Numerous ca. 650 Ma mafic and ultramafic dykes were emplaced in the South Qinling Belt of the northern margin of the Yangtze Block, interpreted as a rifted continental margin (Fig. 1). The dykes from the eastern South Qinling Belt are composed of olivine gabbro and gabbro that show low SiO2 (42.60 to 49.56 wt%) and high MgO (4.96 to 14.41 wt%). MELTS modeling reveals that many of these dykes could have originated from a common primary magma that underwent extensive fractional crystallization of olivine + plagioclase + clinopyroxene followed by accumulation of phenocrysts in most samples. They show arc-affinity trace-element compositions characterized by enrichment of LILE and LREE and depletion of HFSE. They have high initial 87Sr/86Sr (0.705192 to 0.706622), negative εNd650 (-7.11 to -4.45), and very low 206Pb/204Pb (16.71 to 16.98), 207Pb/204Pb (15.36 to 15.42) and 208Pb/204Pb (37.17 to 37.48). Their magmatic zircons preserve relatively homogeneous δ18O (+4.95‰ to +6.41‰) and highly variable εHf (-0.5 to +10.0). Both chemical compositions and modeling results suggest that dykes from the eastern South Qinling Belt were derived from a lithospheric mantle that had been extensively modified by earlier subduction and further underwent strong contamination by the ancient granulite lower crust (Fig. 2).

By contrast, the mafic dykes from the western South Qinling Belt have relatively high SiO2 (44.97 to 52.09 wt%) and low MgO (4.73 to 9.40 wt%). They fall into two groups that show N-MORB and E-MORB-like elemental character, respectively. Both types have low initial 87Sr/86Sr (0.703752 to 0.706850), positive εNd650 (+2.75 to +5.85), and scattered ratios of 206Pb/204Pb (17.25 to 18.42), 207Pb/204Pb (15.44 to 15.55) and 208Pb/204Pb (37.37 to 38.74). Their zircon δ18O (+3.64‰ to +5.33‰) and εHf (+10.2 to +14.8) values are also significantly different from those of the eastern South Qinling Belt dykes.
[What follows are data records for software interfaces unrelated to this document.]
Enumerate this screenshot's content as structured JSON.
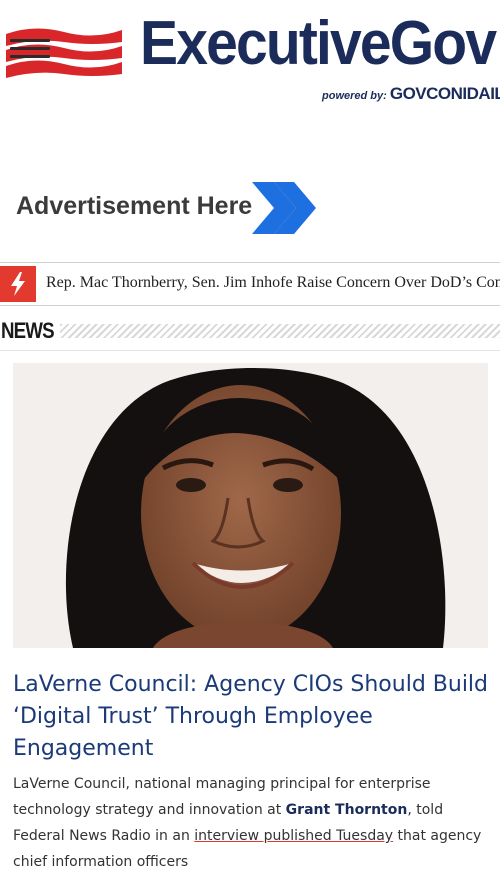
{
  "header": {
    "brand": "ExecutiveGov",
    "powered_label": "powered by:",
    "powered_brand": "GOVCONIDAILY"
  },
  "ad": {
    "text": "Advertisement Here"
  },
  "ticker": {
    "headline": "Rep. Mac Thornberry, Sen. Jim Inhofe Raise Concern Over DoD’s Con"
  },
  "news": {
    "section_title": "NEWS"
  },
  "article": {
    "title": "LaVerne Council: Agency CIOs Should Build ‘Digital Trust’ Through Employee Engagement",
    "excerpt_1": "LaVerne Council, national managing principal for enterprise technology strategy and innovation at ",
    "excerpt_org": "Grant Thornton",
    "excerpt_2": ", told Federal News Radio in an ",
    "excerpt_link": "interview published Tuesday",
    "excerpt_3": " that agency chief information officers"
  },
  "colors": {
    "brand_navy": "#1b2c5a",
    "accent_red": "#e23a2e",
    "link_blue": "#1b3a78",
    "arrow_blue": "#1e6fe0"
  }
}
The chemical evidence suggests that mafic dykes from the western South Qinling Belt originated from a heterogeneous asthenospheric mantle (Fig. 2), one part of which may have been enriched by OIB/seamount subduction. These mafic dykes underwent only minor modification in the lower crust but are contaminated by high temperature hydrothermally-altered supracrustal materials.

Generation of the voluminous mafic and ultramafic dykes in the South Qinling Belt occurred in a rifting continental margin after a long period of subduction. Their diverse origins and complex geodynamics suggest that magmatism in rifting continental margins is not only controlled by the structure of the lithosphere and upwelling of the asthenospheric mantle, but also by interaction between melts and continental crust (Fig. 2). The chemistry of the mafic-ultramafic dykes in this study (presence of N-MORB and absence of OIB character) suggest that an active magma plumbing system may have evolved beneath a “non-volcanic” passive continental margin.

Fig. 1, A simplified geological map showing the distribution of the mafic-ultramafic dykes in the South Qinling Belt at the northern Yangtze Block.

Fig.2, A sketch map showing generation of arc-affinity and MORB-like mafic-ultramafic rocks in the South Qinling Belt in a rifted continental margin. The arc-affinity rocks were partial melts of the previously subduction-modified lithospheric mantle due to upwelling of asthenosphere. The N-MORB-type rocks were produced by decompression melting of the normal asthenosphere mantle, whereas the E-MORB-type rocks by melting of the locally enriched mantle source. The dykes underwent two stages of evolution in the lower ancient crust and the upper crust associated with fractional crystallization and mineral accumulation.